■ Problem description:
Give the number of lines below that contain the word "title", and nothing else.

(Data about app and page elements)
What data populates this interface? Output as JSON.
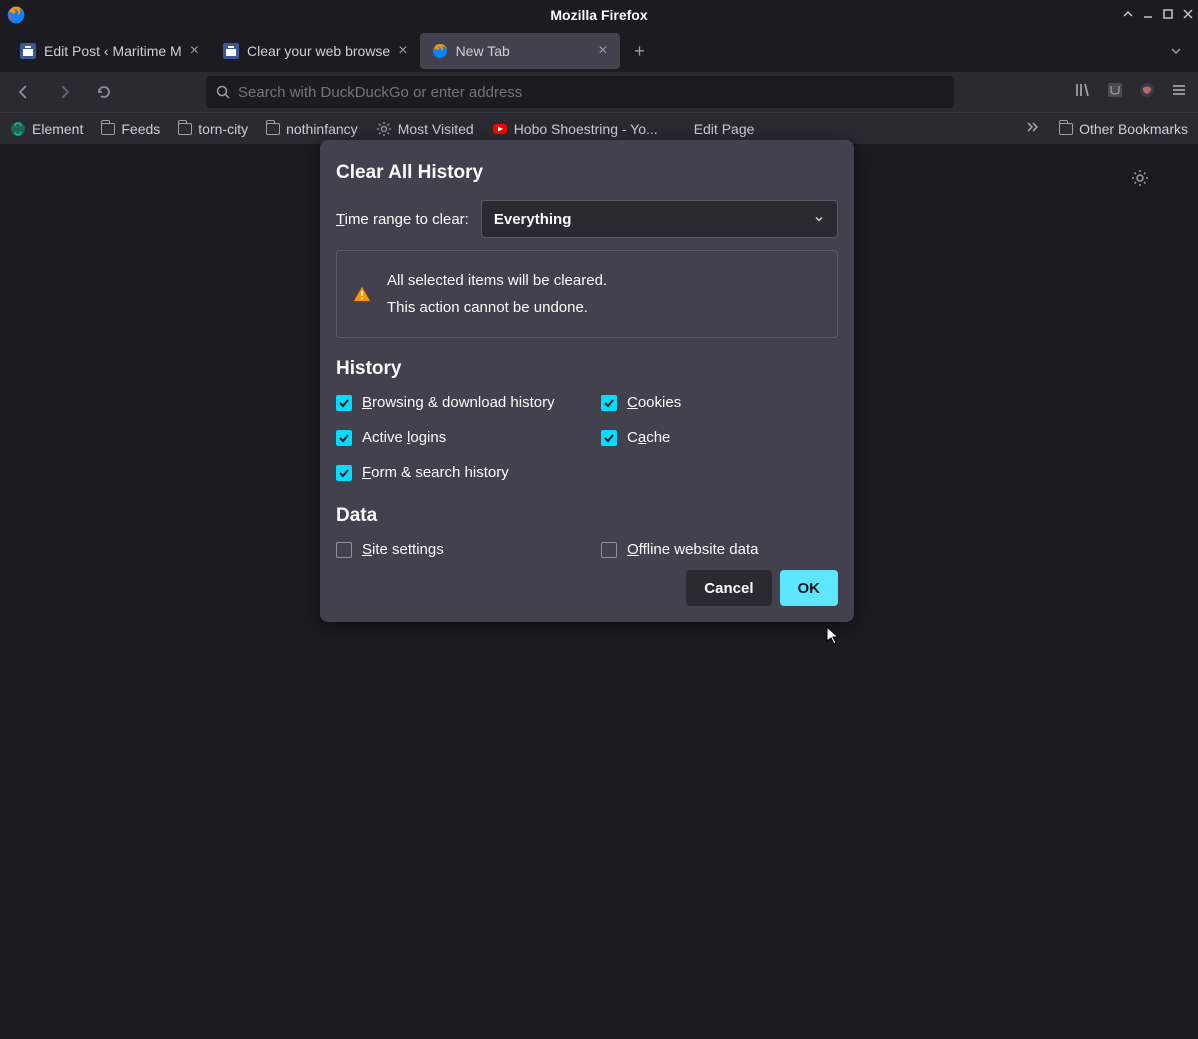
{
  "window": {
    "title": "Mozilla Firefox"
  },
  "tabs": [
    {
      "label": "Edit Post ‹ Maritime M"
    },
    {
      "label": "Clear your web browse"
    },
    {
      "label": "New Tab"
    }
  ],
  "urlbar": {
    "placeholder": "Search with DuckDuckGo or enter address"
  },
  "bookmarks": {
    "element": "Element",
    "feeds": "Feeds",
    "torncity": "torn-city",
    "nothinfancy": "nothinfancy",
    "mostvisited": "Most Visited",
    "hobo": "Hobo Shoestring - Yo...",
    "editpage": "Edit Page",
    "other": "Other Bookmarks"
  },
  "dialog": {
    "title": "Clear All History",
    "timerange_label_pre": "T",
    "timerange_label_post": "ime range to clear:",
    "timerange_value": "Everything",
    "warning_line1": "All selected items will be cleared.",
    "warning_line2": "This action cannot be undone.",
    "history_heading": "History",
    "data_heading": "Data",
    "items": {
      "browsing_pre": "B",
      "browsing_post": "rowsing & download history",
      "cookies_pre": "C",
      "cookies_post": "ookies",
      "logins_pre": "Active ",
      "logins_u": "l",
      "logins_post": "ogins",
      "cache_pre": "C",
      "cache_u": "a",
      "cache_post": "che",
      "form_pre": "F",
      "form_post": "orm & search history",
      "site_pre": "S",
      "site_post": "ite settings",
      "offline_pre": "O",
      "offline_post": "ffline website data"
    },
    "cancel": "Cancel",
    "ok": "OK"
  }
}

■ Answer to this problem:
2